Review: Crimson Gem Saga (PSP)May 26th, 2009 | Written by Chris Selogy | Topic: Sony PSP
It’s always nice when an RPG comes along that tries to do away with gimmicks in their battle system and present a simple set-up that is more fun to play. Atlus’ Crimson Gem Saga adheres to that old school-style turn-based gameplay that lets the game focus more on presenting an enjoyable story than gimmicks to set itself apart from the pack.
Crimson Gem Saga stars a man named Killian that is fresh out of the Green Hill Academy for chevaliers and heads out to find his place in the world after a disappointing finish as the salutatorian of his class. This ends with forming a group of four adventurers to find this powerful Wicked stone to stop it from being used for evil purposes. The story is enjoyable with enough good humor thrown in to keep it entertaining after the many hours it takes to beat the game.
After the first arc, your group of adventurers is sent off on a quest to collect the remaining Wicked stones, which presents the first major issue with the pacing of the story. After breezing through the first ten hours at a nice pace through the story, the first stone takes a hefty ten to fifteen hours to complete as you’re given about ten extra steps through three towns and three dungeons that feels like a ton of fluff and extra complexity compared to how the game starts. These aren’t simple dungeons either, as two of the three you’ll run into can be confusing enough to get lost easily without a simple map that you could bring up to remember where you’ve been and where you’re headed. Another dungeon immediately following the discovery of the second Wicked stone introduces another dungeon you must get through that is just a maze, with many rooms that look the same unless you map the dungeon yourself to get through the confusing mess that is called a dungeon. If there was a simple option to buy a map like the monster compendium that you can purchase to reveal enemy weaknesses and their level, this would not be as much of an issue at all.
The battle system in Crimson Gem Saga is simple fun with the basic options that you’d expect from your typical turn-based RPG on the SNES or PS1. There are a few tweaks that compliment the simple battle system nicely, such as the ability to ambush enemies that you see outside of towns for the first hit advantage, a combo system that lets you get a few extra hits when prompted to do so, and even teamwork moves that you can unlock by using the skill trees.

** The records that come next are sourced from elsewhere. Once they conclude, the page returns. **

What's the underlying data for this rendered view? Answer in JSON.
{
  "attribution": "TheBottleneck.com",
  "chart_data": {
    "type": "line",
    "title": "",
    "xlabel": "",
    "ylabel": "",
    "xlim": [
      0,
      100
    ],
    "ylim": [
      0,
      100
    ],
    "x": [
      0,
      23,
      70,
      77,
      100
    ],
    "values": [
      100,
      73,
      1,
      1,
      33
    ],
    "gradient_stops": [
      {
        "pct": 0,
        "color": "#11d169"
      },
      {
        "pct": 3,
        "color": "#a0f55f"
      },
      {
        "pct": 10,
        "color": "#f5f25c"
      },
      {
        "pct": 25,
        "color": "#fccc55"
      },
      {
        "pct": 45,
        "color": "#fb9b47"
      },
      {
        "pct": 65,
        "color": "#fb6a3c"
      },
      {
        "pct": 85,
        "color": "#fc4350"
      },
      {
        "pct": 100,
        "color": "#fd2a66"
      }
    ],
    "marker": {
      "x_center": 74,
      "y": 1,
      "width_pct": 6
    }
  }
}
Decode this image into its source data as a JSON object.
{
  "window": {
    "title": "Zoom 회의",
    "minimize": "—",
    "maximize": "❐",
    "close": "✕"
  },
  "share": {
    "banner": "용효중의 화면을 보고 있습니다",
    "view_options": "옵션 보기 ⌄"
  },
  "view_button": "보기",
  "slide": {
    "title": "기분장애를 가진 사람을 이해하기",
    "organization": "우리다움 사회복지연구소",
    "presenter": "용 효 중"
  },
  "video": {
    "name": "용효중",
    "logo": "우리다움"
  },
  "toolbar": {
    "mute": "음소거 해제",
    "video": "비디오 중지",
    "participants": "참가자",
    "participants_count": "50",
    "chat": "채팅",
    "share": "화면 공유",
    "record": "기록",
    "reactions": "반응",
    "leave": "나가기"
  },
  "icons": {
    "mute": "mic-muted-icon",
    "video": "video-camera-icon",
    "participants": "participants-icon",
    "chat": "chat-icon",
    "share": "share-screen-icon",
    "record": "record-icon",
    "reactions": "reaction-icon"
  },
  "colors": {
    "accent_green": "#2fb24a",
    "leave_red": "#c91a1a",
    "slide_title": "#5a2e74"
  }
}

It would have been nice to have something to differentiate harder enemies from the easier enemies that roam dungeons like other games with a similar feature that changed colors or their size to let you get an idea of what you may be getting into beforehand, but all you’ll see here are blue ogres that roam the countryside.
Crimson Gem Saga does look very good with its hand drawn style of sprites that works well enough, though a bit more work into making it feel like more than just a pretty backdrop could’ve added a lot to the visual style. There are some small hiccups here and there where battle animations stutter, particularly with this bomb-throwing humanoid rat enemy you run into constantly during one of the dungeons, along with some clipping issues where Killian’s sprite pops above tree branches and other items it shouldn’t. Load screens are all over the place, especially in dungeons, as many of the areas in the game are cut up into smaller pieces, so prepare to see even more of that blue ogre than you’d expect.
Crimson Gem Saga does have great audio, with a lot of good music playing in the background as you fight or explore. Voice acting has been added to the North American release for this game, which helps differentiate more important dialogue scenes from the rest and does a nice job of adding to these characters.
Crimson Gem Saga does provide a fun experience as a simpler turn-based RPG, but the maze-like dungeons that don’t offer maps to alleviate confusion sour the experience quite a bit. It’s not a complete turn-off, but made what was an engrossing experience more of a chore as time went on. If you’re a PSP owner that craves for good RPGs, this is probably the best original RPG you will have seen since Crisis Core from last spring and it’s a decent purchase for a new, solid RPG to play on the go.
Final Score: 7.5 | Suggestion: Buy It
Sony PSP |